● **RECORDS FOR THE TASK**:
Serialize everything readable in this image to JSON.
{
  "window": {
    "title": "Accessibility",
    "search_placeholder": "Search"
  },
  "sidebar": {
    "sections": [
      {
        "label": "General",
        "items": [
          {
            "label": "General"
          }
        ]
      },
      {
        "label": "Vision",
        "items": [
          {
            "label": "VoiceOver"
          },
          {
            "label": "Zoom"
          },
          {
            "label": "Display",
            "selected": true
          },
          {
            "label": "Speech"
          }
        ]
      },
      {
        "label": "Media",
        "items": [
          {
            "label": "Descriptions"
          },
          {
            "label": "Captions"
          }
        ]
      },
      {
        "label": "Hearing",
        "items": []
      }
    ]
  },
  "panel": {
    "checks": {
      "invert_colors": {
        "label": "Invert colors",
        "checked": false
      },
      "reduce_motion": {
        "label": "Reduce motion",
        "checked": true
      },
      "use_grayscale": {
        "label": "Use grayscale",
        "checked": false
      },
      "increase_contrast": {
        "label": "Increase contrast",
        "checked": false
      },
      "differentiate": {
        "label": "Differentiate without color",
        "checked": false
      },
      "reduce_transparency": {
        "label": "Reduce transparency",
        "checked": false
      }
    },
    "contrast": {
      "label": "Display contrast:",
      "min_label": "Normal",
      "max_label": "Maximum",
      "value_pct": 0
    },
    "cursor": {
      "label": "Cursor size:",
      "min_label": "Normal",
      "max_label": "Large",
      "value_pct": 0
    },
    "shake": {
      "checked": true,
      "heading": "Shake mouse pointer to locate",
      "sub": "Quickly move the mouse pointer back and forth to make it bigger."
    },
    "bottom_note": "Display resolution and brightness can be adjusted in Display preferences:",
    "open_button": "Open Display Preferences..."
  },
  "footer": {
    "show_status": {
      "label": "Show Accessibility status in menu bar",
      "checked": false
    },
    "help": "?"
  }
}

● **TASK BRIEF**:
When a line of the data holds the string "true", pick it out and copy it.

● **ANSWER TO THIS EXERCISE**:
            "selected": true
        "checked": true
      "checked": true,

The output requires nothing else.